Too many red blood cells can make the patient’s blood more viscous (thick) so the blood does not flow efficiently. High platelet counts can contribute to the formation of clots (thrombi). Underlying vascular disease, common in older persons with PV, can increase the risk of clotting complications. The clots may cause serious problems, such as stroke, heart attack, deep vein thrombosis or pulmonary embolism. Blood clots occur in about 30 percent of patients even before the PV diagnosis is made. During the first 10 years after a diagnosis of PV, 40 to 60 percent of untreated PV patients may develop blood clots.
Some people have few troublesome symptoms and PV may only be discovered when blood counts are done during a periodic health examination.

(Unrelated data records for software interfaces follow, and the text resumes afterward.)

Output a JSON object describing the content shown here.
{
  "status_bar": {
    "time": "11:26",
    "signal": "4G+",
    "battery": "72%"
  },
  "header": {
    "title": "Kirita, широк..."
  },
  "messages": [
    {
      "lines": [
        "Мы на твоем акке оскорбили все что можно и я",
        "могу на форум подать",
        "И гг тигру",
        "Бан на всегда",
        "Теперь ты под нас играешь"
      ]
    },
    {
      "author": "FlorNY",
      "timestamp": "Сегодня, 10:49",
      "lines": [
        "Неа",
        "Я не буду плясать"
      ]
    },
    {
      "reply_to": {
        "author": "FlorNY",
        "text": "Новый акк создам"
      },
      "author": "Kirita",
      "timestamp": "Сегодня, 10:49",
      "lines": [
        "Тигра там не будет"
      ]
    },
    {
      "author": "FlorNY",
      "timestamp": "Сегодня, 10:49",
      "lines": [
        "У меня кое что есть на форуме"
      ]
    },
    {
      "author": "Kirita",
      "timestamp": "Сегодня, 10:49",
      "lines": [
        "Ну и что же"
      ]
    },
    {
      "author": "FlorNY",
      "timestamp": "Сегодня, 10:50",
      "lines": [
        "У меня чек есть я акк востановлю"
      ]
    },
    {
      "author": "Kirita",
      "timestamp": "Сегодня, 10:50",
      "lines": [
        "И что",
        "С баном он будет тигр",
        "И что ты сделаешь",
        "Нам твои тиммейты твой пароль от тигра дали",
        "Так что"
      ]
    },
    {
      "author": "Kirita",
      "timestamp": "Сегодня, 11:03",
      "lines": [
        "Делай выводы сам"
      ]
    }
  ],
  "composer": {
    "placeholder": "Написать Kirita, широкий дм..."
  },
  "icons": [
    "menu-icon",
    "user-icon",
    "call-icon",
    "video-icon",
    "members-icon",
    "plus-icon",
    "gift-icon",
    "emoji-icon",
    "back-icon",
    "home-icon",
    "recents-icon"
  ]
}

However, people should be aware of the following signs, symptoms, and complications of PV:
- Headaches, excessive sweating, ringing in the ears, visual disturbances, such as blurred vision or blind spots, and dizziness or vertigo (a more severe feeling of motion) may occur.
- Fatigue is common.
- Itchy skin, called “pruritus,” especially after warm baths or showers, occurs in some patients.
- A reddened or purplish appearance of the skin, especially on the palms, ear lobes, nose, and cheeks may occur.
- Some patients may experience a burning sensation in the feet.
- An enlarged spleen could cause abdominal fullness or discomfort, this may be confirmed on physical examination or by ultrasound.
- Angina or congestive heart failure may be a harmful effect of the thicker blood and tendency of platelets to “clump” in the coronary blood vessels and lead to clots called “thrombi.”
- Gout, a painful inflammation of the joints caused by increased levels of uric acid may occur or become worse.
- Bleeding or bruising, usually minor, occurs in about 25 percent of PV patients.
In addition to the signs and symptoms above, people with PV are at slightly greater risk than the general population for developing leukemia as a result of the disease and/or certain drug treatments